We then have the usual series of individual combat sequences as the “team” whittles down the opposition. This all plays out against Jubei’s backstory which is slowly revealed to show the coincidence that the current problems are being caused by Gemma Himuro (Daisuke Gōri), a man he killed in a past encounter who has been able to reincarnate himself. Needless to say, all this leads up to a rematch with Jubei realising he must do rather better than just beheading the man if he’s to prevent him from coming back to life again.
The artwork is cleanly drawn and fascinatingly detailed in telling a sophisticated story of political intrigue and violence as the means to seize power. The relationships between Jubei, Kagero and Dakuan are completely unsentimental with the only real concession to gender politics being Jubei’s insistence that Kagero take herself seriously as a ninja — this includes his refusal of her sexual offer even though it might save his life. So, overall, I would take this as a classic piece of anime that’s as fresh today as it was all those years ago when I paid to see it in the cinema. That said, I’m not convinced many modern viewers outside the anime, fantasy and horror fields would find Ninja Scroll or Jûbê ninpûchô or The Wind Ninja Chronicles of general interest, although it might serve as a good example of early work to introduce the history of anime to modern audiences.

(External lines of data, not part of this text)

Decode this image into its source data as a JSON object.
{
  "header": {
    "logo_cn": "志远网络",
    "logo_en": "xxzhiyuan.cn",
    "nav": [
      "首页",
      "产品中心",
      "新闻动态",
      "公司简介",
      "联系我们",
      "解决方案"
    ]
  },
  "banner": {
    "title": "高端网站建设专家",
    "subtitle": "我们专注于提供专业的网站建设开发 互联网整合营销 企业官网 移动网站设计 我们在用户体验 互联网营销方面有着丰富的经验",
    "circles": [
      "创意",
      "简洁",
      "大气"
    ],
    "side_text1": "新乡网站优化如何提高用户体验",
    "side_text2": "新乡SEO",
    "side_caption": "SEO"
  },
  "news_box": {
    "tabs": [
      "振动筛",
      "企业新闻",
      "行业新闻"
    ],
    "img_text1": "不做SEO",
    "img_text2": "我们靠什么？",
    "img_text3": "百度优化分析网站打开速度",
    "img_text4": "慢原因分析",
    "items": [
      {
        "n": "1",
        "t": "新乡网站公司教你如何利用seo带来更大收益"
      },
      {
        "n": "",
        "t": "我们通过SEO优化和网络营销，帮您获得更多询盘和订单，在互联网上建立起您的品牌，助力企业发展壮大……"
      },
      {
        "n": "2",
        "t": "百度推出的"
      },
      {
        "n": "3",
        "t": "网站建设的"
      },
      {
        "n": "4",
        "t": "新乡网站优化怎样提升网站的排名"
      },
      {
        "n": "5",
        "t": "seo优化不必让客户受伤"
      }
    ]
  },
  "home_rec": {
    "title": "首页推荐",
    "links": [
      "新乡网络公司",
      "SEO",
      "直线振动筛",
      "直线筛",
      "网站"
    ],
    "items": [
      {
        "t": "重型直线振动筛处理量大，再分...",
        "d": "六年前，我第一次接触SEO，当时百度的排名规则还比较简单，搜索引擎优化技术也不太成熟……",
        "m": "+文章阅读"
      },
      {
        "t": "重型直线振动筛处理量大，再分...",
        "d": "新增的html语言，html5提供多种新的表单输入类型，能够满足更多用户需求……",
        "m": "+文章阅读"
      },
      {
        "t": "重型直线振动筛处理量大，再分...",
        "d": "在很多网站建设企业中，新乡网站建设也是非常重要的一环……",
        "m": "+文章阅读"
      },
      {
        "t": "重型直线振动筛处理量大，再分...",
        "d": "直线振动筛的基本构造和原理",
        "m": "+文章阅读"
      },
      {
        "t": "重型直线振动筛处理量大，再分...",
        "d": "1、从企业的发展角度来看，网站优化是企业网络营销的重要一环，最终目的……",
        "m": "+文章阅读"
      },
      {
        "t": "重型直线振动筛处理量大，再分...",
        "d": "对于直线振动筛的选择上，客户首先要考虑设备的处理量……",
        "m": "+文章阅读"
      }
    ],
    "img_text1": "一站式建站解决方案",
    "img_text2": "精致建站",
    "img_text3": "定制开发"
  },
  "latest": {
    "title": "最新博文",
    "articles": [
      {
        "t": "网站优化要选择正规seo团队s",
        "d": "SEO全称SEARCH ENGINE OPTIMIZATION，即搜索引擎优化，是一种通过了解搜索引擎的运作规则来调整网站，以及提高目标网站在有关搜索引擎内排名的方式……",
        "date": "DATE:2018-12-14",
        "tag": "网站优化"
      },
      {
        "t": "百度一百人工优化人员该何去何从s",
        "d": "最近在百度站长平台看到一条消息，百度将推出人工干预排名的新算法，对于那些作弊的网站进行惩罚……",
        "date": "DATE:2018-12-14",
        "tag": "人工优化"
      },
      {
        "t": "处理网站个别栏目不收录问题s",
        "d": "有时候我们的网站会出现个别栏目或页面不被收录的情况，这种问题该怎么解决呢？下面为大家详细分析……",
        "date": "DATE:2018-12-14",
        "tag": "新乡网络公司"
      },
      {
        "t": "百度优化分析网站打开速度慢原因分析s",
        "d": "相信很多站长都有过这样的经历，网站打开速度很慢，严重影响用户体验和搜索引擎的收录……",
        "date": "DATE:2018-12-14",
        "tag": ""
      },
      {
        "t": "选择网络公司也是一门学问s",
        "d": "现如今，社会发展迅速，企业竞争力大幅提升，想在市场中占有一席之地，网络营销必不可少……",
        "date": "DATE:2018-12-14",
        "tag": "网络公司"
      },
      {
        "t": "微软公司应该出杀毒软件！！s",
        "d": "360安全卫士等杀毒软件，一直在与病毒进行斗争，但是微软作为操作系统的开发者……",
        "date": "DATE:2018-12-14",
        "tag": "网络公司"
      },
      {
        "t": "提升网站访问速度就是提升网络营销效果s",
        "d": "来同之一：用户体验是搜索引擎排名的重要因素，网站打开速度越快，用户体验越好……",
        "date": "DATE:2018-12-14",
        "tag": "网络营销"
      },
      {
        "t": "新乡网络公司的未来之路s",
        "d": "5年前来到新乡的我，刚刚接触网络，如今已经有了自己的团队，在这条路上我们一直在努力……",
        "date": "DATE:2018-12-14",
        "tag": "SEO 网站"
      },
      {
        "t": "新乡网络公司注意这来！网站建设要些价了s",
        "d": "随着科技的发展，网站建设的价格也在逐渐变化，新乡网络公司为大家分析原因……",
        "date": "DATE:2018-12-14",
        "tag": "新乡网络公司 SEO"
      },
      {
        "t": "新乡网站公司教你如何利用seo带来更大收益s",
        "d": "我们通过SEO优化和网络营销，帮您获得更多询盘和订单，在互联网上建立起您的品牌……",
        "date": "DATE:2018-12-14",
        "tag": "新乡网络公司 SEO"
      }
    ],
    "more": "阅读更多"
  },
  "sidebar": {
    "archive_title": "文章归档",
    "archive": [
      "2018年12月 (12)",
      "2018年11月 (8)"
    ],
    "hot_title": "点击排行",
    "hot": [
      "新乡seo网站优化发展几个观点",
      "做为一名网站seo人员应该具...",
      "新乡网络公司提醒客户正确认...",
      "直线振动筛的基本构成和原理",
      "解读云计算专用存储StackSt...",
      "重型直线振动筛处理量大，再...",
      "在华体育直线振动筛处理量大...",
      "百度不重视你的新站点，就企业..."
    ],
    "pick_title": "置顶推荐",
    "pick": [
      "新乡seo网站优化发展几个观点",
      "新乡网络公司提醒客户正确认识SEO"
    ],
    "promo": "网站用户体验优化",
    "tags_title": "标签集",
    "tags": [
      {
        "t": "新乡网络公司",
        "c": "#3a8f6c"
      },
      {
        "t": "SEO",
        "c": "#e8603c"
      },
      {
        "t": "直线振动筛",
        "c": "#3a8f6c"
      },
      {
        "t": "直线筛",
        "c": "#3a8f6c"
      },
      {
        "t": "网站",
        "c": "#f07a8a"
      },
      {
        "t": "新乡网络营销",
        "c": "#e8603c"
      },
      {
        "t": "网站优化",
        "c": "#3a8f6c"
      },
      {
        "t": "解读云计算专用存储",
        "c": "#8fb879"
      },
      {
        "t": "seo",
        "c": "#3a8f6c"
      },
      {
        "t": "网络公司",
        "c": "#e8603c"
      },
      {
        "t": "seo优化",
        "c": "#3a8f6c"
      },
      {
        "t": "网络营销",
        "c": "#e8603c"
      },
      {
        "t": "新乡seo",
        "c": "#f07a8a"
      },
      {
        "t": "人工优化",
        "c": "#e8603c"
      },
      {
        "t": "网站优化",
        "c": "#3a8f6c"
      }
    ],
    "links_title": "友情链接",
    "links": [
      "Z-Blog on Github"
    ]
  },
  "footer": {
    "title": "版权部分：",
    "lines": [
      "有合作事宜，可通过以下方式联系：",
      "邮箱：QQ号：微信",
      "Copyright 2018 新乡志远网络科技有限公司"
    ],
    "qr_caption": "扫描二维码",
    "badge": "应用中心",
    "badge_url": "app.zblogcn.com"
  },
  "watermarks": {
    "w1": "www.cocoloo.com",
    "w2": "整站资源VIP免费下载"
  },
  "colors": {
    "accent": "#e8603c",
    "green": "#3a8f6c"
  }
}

In saying this, I note that it’s about to be re-released on DVD, presumably bearing the legend “Modern Classic”.